Indigenous education on the rise in region

Locals pose with musician Roger Knox at last year's Cultural Echo Festival.

Local kids pose with Roger Knox at last year’s Cultural Echo Festival.

More Indigenous students are enrolling in Goondiwindi schools says CARE Community Justice Coordinator, Cheryl Moggs.

She says she has seen more participation in education among Indigenous families in Goondiwindi and surrounding regions like Boggabilla and Toomelah.

“The people that are coming across into the schools and starting to value education and they’re taking initiative themselves – the parents and guardians and other people – to actually close the gap for their own community and families,” says Ms Moggs.

The news comes as the Prime Minister Malcolm Turnbull revealed that targets were on track to halve the gap in Year 12 graduation rates between Indigenous and non-Indigenous Students.

“As parents universally we want more for our children… we want our children to have opportunities that we didn’t have,” the PM said when he delivered the 2016 Close the Gap Report to the Federal Court this morning.

Despite the optimistic outlook for Indigenous education, the Prime Minister’s report revealed that efforts to close the gap in other areas such as health, employment and life expectancy are falling behind.

The report indicates that Indigenous employment has fallen from 53.8 per cent in 2008 to 47.5 per cent in 2012-2013.

Cheryl Moggs and others at last year's Cultural Echo Festival.

Cheryl Moggs and others at last year’s Cultural Echo Festival.

Ms Moggs, who also has a background in education, says that opportunities for Indigenous Australians in rural and remote areas like Goondiwindi are especially slim.
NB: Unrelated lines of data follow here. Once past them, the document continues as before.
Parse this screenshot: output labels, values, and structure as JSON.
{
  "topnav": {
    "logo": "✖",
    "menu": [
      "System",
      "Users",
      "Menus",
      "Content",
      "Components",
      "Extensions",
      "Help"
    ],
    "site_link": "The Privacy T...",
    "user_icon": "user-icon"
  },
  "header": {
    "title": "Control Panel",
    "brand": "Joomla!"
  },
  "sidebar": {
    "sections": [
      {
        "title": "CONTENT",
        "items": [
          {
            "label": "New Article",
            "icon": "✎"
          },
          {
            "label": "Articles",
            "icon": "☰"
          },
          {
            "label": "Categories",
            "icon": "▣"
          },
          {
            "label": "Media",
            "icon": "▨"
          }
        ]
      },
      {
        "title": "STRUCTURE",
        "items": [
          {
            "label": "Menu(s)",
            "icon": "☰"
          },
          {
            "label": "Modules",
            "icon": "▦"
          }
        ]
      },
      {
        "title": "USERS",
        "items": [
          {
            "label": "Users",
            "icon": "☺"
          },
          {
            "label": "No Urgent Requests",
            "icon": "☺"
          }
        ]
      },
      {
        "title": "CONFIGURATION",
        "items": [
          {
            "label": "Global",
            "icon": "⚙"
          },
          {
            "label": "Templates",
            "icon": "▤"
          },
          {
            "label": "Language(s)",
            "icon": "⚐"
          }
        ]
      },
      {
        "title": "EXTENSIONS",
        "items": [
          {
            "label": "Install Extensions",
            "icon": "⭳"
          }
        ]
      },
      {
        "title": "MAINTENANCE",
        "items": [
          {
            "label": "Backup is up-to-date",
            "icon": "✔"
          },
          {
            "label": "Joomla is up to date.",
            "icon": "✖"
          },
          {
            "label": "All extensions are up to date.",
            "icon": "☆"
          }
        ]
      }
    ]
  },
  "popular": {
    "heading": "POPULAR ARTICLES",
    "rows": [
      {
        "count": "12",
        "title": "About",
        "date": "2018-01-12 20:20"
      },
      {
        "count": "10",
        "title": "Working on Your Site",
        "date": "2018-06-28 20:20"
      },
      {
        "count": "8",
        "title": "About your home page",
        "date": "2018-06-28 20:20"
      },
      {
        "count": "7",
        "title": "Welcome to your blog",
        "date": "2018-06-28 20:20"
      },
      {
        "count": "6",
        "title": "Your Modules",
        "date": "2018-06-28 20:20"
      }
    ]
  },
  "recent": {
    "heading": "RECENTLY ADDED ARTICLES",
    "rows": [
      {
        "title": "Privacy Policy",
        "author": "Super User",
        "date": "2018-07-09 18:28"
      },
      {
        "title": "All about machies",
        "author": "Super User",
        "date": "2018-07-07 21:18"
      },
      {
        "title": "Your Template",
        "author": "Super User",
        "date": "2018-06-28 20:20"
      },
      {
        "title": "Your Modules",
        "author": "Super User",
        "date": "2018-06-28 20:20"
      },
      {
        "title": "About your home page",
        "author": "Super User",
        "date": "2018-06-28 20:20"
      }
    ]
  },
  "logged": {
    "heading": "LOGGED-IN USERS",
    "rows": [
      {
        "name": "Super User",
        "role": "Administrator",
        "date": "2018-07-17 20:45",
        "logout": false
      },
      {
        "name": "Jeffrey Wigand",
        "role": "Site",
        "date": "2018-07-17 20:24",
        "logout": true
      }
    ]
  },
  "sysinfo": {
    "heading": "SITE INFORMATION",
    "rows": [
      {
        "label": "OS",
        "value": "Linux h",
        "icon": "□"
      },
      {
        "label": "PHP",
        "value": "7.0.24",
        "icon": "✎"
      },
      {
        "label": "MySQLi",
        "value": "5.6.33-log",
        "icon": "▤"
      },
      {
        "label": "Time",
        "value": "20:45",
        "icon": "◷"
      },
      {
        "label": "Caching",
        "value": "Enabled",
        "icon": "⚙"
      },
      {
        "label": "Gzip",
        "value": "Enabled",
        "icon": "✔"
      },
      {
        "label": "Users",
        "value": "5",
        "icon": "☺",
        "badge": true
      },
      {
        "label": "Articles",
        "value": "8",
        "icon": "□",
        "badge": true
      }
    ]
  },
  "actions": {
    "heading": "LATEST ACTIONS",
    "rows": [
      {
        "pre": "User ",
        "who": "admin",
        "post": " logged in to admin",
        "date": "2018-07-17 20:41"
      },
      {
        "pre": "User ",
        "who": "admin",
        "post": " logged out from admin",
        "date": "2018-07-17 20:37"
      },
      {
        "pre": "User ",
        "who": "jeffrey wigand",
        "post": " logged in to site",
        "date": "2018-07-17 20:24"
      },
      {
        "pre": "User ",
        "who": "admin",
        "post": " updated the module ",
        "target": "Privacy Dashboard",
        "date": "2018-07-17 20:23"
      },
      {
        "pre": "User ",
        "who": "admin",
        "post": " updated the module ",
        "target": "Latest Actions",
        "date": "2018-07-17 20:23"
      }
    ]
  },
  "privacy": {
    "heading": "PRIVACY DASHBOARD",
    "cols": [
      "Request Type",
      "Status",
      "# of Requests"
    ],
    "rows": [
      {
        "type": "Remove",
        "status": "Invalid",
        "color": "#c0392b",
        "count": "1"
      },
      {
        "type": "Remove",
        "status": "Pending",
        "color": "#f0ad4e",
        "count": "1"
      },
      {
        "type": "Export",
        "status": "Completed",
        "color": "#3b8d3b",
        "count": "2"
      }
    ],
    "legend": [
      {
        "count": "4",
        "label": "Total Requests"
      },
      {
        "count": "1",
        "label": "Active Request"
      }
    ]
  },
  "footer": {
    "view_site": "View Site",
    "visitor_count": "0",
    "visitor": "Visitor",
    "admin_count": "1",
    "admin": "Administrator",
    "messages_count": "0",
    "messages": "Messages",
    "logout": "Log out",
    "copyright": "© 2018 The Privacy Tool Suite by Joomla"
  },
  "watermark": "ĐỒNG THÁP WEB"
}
“I grew up here… there really hasn’t been anything here for Indigenous people and we don’t have a TAFE here so resources for them to get training is very limited, they have to go to Toowoomba,” she says.

“We’re really isolated for resources and support is just pretty limited.”

She says a top-down governmental approach to closing the gap has been ineffective and more on-the-ground support is needed for local initiatives.

“I think they really have to make it more localised and speak to the community and look at how we can actually close the gap at a local level instead of decisions being made by government departments or somewhere else out of the district.

“Until they start listening to the people and the communities in regional and remote areas, you’re just going to waste resources continually.

“It’s pretty much the same thing we’ve been saying for the past twenty years… try the bottom-up approach for a change.”

Mr Turnbull said the government was still committed to closing the gap initiatives.

“Closing the Gap targets remains a key government priority and these must be accompanied by the recognition of the success of many Indigenous people in many areas, in all parts of society,” he says.

“It is not until we close the gap between Indigenous and other Australians that we can truly say that we are a country of equal opportunity.”